### Work instructions
Your answer is the lines from the one that has "Output a JSON" through the last line of the records below, retyped exactly and alone.

### Given records
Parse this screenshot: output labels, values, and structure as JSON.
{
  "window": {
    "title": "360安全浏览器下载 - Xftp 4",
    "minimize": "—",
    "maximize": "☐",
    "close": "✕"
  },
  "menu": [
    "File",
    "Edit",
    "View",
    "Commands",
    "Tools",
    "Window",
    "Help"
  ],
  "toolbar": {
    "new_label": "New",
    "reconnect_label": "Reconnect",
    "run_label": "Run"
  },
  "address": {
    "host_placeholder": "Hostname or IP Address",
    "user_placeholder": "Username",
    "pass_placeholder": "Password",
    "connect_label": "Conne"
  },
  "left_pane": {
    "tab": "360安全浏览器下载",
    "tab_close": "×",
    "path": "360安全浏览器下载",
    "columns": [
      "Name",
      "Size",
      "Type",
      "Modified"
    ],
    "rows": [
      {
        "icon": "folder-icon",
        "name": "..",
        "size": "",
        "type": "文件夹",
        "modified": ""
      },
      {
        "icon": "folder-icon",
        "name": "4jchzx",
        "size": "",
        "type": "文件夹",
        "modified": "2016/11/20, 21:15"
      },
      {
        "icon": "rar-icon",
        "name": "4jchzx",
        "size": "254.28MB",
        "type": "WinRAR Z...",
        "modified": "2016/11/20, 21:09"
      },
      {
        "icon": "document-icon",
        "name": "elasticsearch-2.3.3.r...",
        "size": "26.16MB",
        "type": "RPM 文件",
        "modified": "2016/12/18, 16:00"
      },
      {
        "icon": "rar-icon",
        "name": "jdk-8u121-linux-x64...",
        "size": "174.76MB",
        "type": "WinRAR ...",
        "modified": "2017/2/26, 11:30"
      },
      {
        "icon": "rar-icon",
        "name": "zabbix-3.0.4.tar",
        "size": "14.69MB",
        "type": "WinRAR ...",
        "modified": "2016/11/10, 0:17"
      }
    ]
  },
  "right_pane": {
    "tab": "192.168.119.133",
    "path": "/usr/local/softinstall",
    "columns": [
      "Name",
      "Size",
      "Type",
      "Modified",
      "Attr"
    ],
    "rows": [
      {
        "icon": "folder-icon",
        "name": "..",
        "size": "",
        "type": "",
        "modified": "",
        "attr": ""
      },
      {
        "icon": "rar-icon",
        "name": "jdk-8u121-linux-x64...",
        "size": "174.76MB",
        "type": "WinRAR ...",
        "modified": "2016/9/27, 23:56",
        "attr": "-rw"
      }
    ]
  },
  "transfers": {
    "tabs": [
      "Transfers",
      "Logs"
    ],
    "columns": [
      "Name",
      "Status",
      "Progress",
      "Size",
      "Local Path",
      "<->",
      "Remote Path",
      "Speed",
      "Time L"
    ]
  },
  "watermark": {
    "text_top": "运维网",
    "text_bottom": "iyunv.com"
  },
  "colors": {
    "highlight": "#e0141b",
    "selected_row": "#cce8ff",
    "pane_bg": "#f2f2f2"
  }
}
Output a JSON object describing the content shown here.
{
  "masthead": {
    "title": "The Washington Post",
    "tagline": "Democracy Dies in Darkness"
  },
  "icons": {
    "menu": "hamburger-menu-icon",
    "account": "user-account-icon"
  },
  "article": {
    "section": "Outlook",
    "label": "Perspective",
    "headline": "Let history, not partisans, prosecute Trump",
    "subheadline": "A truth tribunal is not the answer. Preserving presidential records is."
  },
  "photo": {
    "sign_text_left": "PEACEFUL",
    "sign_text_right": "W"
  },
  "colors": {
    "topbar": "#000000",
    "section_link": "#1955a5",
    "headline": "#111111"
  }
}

### Written reply
Output a JSON object describing the content shown here.
{
  "masthead": {
    "title": "The Washington Post",
    "tagline": "Democracy Dies in Darkness"
  },
  "icons": {
    "menu": "hamburger-menu-icon",
    "account": "user-account-icon"
  },
  "article": {
    "section": "Outlook",
    "label": "Perspective",
    "headline": "Let history, not partisans, prosecute Trump",
    "subheadline": "A truth tribunal is not the answer. Preserving presidential records is."
  },
  "photo": {
    "sign_text_left": "PEACEFUL",
    "sign_text_right": "W"
  },
  "colors": {
    "topbar": "#000000",
    "section_link": "#1955a5",
    "headline": "#111111"
  }
}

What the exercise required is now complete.